Many people wait impatiently for central banks to introduce interest rate hikes. However, the Fed plans to do two hikes in quick succession in the US, as unrealistic as that may seem. Moreover, the European Central Bank’s plans seem somewhat improbable, per the Irish central bank chief.
European Central Bank Plans Seem Too Optimistic
Growing inflation, COVID-19 uncertainty, and a steep distrust for financial institutions make life difficult for central banks. Moreover, the negative or low-interest rates do not incentivize people to put money in a savings account. Paying money to let someone else hold funds on your behalf is a backward solution. Unfortunately, it may take a while to resolve the interest rate issue.
More specifically, both the Fed and ECB claim to hike interest rates this year. It is an [overly] ambitious plan, as there is no way to do it safely or without triggering even worse long-term effects. Irish central bank chief Gabriel Makhlouf recently stated how a hike in Europe is “unrealistic”. Moreover, there is a key difference between what the market expects and how these plans will unfold in the real world.
The first step is for the European Central Bank to halt its bond-buying program. That seems like a foregone conclusion, as it is impossible to keep up. However, the pace at which this happens remains unclear. Harming the EU’s financial recovery remains a likely outcome unless the ECB takes proper countermeasures. A slow and steady approach seems to be more favorable.

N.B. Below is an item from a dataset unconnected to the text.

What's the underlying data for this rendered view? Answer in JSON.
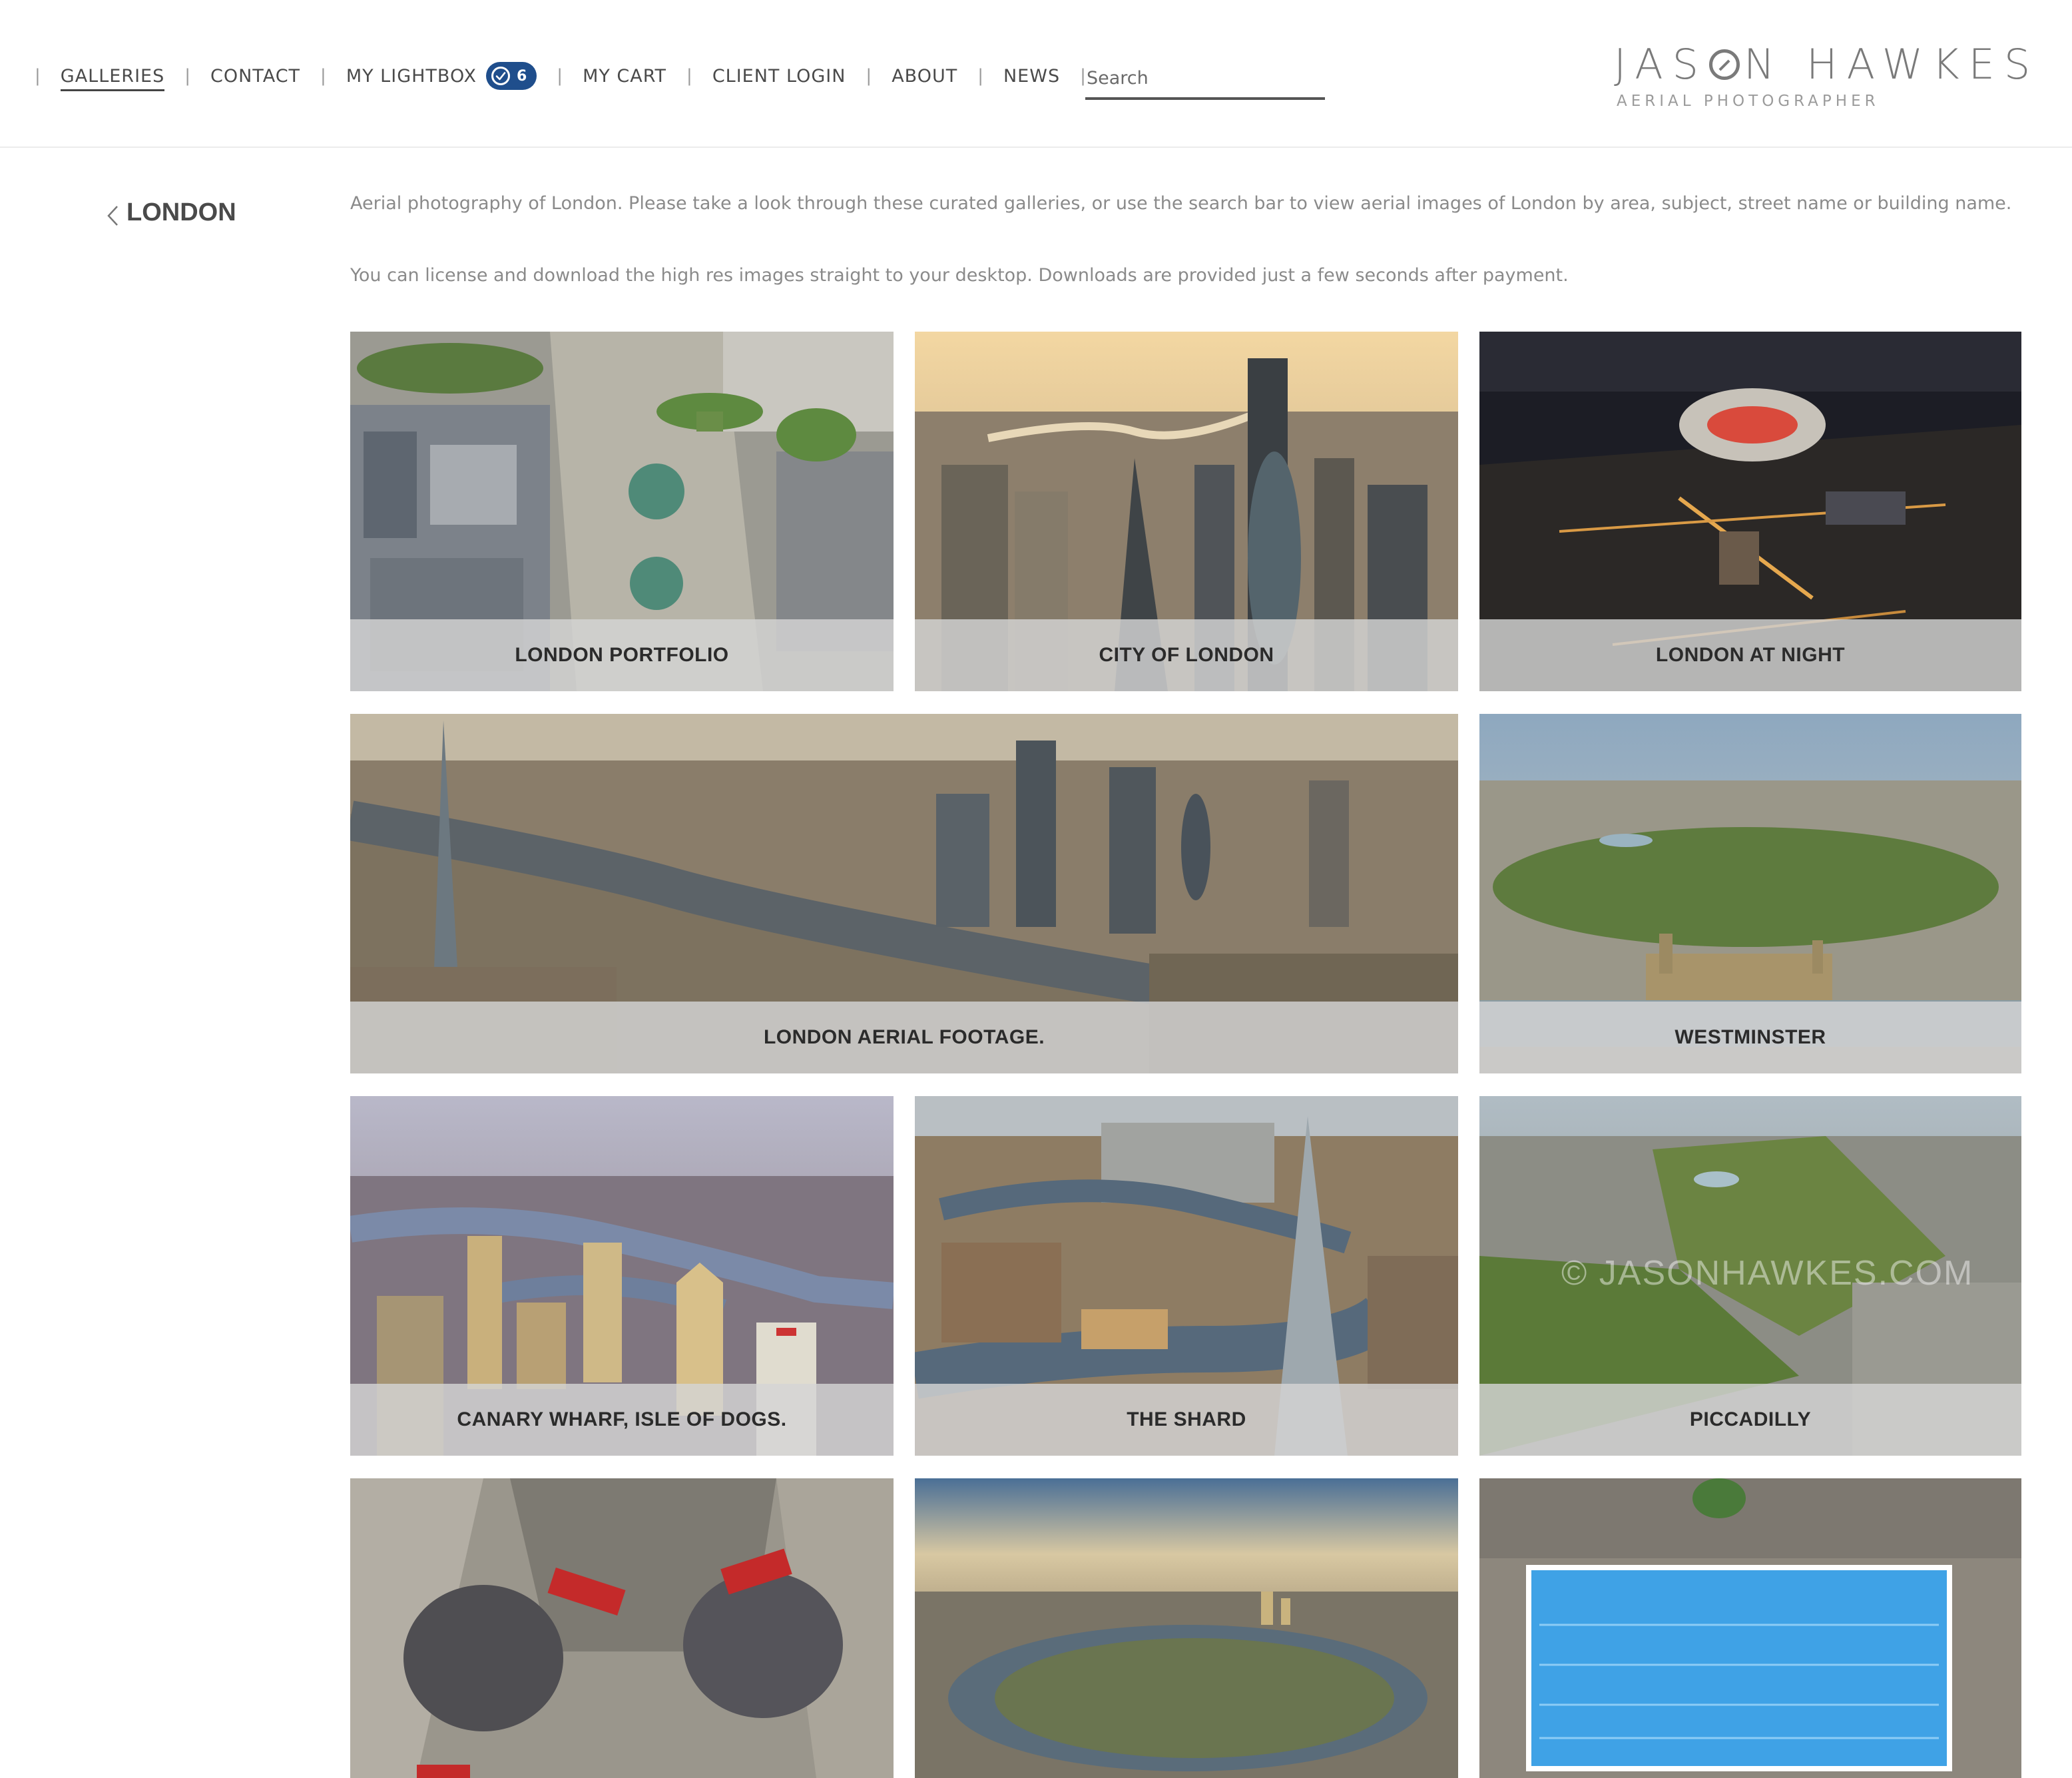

One trade-off to consider is the wages rise vs. living costs debate. If one rises faster than the other, the interest rate hike becomes impossible to pull off. As such, it is crucial to adjust one’s expectations where the European Central Bank is concerned. Additionally, all markets will remain uneasy until action is taken by the ECB, even if no one knows when that will be exactly.